Thought of the day:
We’ve built our empire of semesters, units, blocks, and lessons off of a strong foundation of educational standards. Every public school aims to fulfill as many of these standards as possible for every student.
But what does this education prepare kids for, really? Is it truly in the best interests of our youth to ensure that each and every one of them can “RL.11-12.9. Demonstrate knowledge of eighteenth-, nineteenth- and early-twentieth-century foundational works of American literature, including how two or more texts from the same period treat similar themes or topics” or “F-TF.8. Prove the Pythagorean identity sin2(θ) + cos2(θ) = 1 and use it to find sin(θ), cos(θ), or tan(θ) given sin(θ), cos(θ), or tan(θ) and the quadrant of the angle?”

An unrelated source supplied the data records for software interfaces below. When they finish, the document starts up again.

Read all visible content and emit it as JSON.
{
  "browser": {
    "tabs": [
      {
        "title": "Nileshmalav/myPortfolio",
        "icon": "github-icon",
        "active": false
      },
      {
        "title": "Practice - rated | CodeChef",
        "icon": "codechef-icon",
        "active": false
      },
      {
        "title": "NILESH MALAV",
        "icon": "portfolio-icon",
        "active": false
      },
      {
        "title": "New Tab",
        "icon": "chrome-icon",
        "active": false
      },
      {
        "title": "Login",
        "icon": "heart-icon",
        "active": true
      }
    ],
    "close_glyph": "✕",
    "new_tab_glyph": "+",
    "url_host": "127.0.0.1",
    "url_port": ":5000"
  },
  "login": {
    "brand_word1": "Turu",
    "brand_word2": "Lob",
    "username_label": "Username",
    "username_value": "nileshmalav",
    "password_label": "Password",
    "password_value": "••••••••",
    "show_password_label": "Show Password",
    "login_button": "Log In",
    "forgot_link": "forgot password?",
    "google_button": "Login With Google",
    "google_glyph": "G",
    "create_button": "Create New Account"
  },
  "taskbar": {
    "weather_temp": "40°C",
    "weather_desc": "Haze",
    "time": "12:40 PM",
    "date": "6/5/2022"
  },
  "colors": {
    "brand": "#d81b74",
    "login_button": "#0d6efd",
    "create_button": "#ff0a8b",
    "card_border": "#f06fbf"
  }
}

For some kids, yes. But, I believe, not for all. I believe that for as many kids as not—and likely more—this type of cookie-cutter education is a misallocation of resources and time.
We need to give kids the chance to develop unique, specialized skills in their talent areas before they leave free education. If we don’t, free education will remain nothing more than a hoop to jump through in order to get to the high-price schooling that actually prepares one for a career. And that, forgive my language, is bullshit.1 note